About the course of an interview with Piper, Williams writes:
I understood exactly why she gave up on race, I told her, but what I couldn’t follow was why she let go of so much else along with it.
“Meat and alcohol, O.K.,” I said. “But why give up on sex?”
“Sex is really wonderful and great fun,” she said with a shrug. “I’m a ’60s hippie person. I’ve had plenty of sex. My priorities changed.” The third vocation of Piper’s life — as important or even more so, she insists, than art or philosophy — is yoga. The concept of yogic celibacy took hold of her around 1985, when she suffered a series of personal setbacks: First, she was denied tenure in the philosophy department at the University of Michigan, and then her marriage fell apart. (Around this same time, she also began collecting her hair and toe- and fingernail clippings in racks of eerie glass bottles now on display at MoMA.) She likened her thinking to a comment she had heard about Michael Jackson’s dancing, that he was all energy, with no physical weight to fight against. “My decision to become celibate helps to transcend the drag of the body,” she told me.
We had been talking for three hours. I ordered a car to take us to dinner at Pauly Saal, a Michelin-starred restaurant that is one of Berlin’s best and Piper’s favorite. It surprised me that this was her spot. “I always jump at the chance to eat at Pauly Saal,” she’d told me, “so as to avoid my own bad cooking, which comprises rabbit food and vitamins.” After combing over the fine print of the tasting menu with the waiter to ensure her portions were strictly vegetarian, she ordered a bottle of still water for herself. As her slight frame folded into the capacious velvet booth, her large brown eyes attentive but tired, she looked again like the ascetic I’d expected.
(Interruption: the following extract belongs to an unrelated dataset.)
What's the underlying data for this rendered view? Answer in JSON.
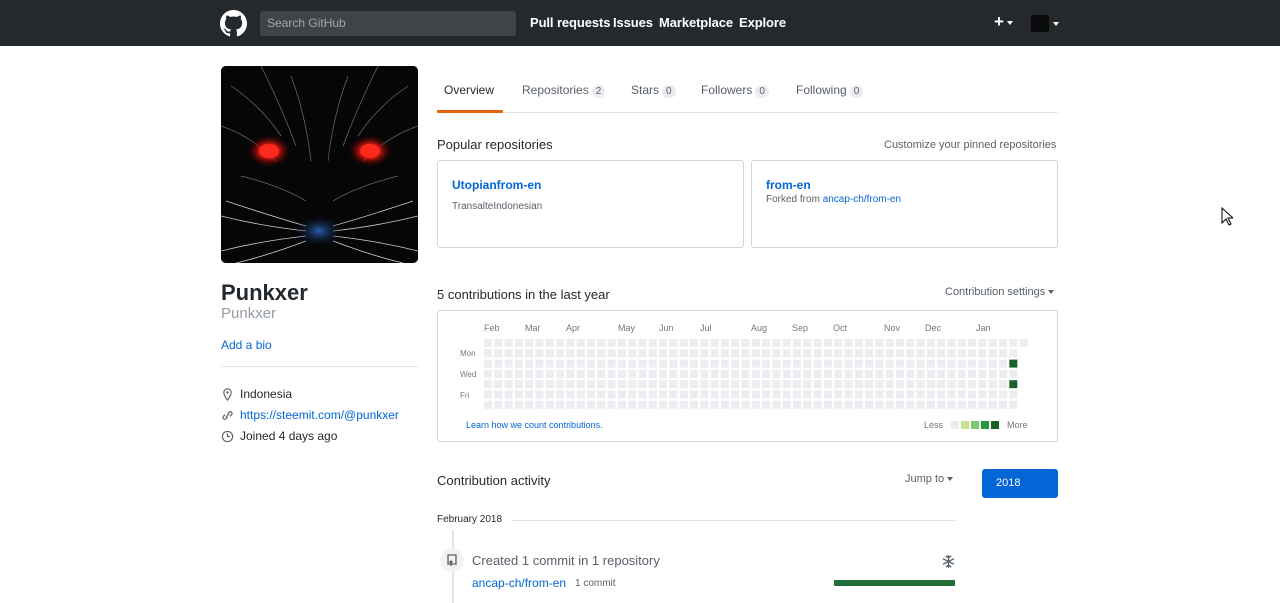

When the exquisite little dishes arrived, Piper met them with no apparent gusto, almost absent-mindedly. It reminded me of a line from “Escape to Berlin” in which she posits the decidedly anti-bon-vivant notion that “human beings should need to eat only once, so that the resulting fuel intake will see them through a normal human lifespan.” This attitude seems to stem from a larger distrust of the corporeal. Earlier in the car we fell into a discussion about reincarnation, a possibility in which Piper more or less believes. She qualified herself, noting that she did not think our memories would last — we would not be ourselves in any recognizable sense — but that energy can never dissipate. At the end of the short ride to the east, the driver, who had not previously spoken, burst into a spirited conversation with Piper in German. She responded to him at length, as though he were a distinguished colleague at Harvard, making no move to get out of the car before he had finished. “What was that about?” I asked her as we walked inside.
“Oh, well, he brought up a good point,” she said. “Which was that you wouldn’t need memories for the self to persist if you allow for continuity of the soul.”